Exercise details:
Copy out every record precisely.

Data shown:
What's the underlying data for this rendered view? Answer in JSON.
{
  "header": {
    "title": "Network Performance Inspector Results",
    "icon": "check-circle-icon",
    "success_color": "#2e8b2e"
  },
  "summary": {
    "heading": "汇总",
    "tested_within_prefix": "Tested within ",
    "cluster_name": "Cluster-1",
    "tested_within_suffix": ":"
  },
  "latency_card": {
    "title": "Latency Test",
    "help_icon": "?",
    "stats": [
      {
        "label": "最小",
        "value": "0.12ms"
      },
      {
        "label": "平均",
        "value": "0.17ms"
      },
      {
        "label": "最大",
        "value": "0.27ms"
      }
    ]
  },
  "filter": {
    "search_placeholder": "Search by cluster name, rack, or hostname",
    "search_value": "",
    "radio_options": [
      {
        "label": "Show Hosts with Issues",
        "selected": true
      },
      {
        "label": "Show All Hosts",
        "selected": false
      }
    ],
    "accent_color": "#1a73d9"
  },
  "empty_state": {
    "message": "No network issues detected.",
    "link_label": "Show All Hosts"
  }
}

Exercise response:
What's the underlying data for this rendered view? Answer in JSON.
{
  "header": {
    "title": "Network Performance Inspector Results",
    "icon": "check-circle-icon",
    "success_color": "#2e8b2e"
  },
  "summary": {
    "heading": "汇总",
    "tested_within_prefix": "Tested within ",
    "cluster_name": "Cluster-1",
    "tested_within_suffix": ":"
  },
  "latency_card": {
    "title": "Latency Test",
    "help_icon": "?",
    "stats": [
      {
        "label": "最小",
        "value": "0.12ms"
      },
      {
        "label": "平均",
        "value": "0.17ms"
      },
      {
        "label": "最大",
        "value": "0.27ms"
      }
    ]
  },
  "filter": {
    "search_placeholder": "Search by cluster name, rack, or hostname",
    "search_value": "",
    "radio_options": [
      {
        "label": "Show Hosts with Issues",
        "selected": true
      },
      {
        "label": "Show All Hosts",
        "selected": false
      }
    ],
    "accent_color": "#1a73d9"
  },
  "empty_state": {
    "message": "No network issues detected.",
    "link_label": "Show All Hosts"
  }
}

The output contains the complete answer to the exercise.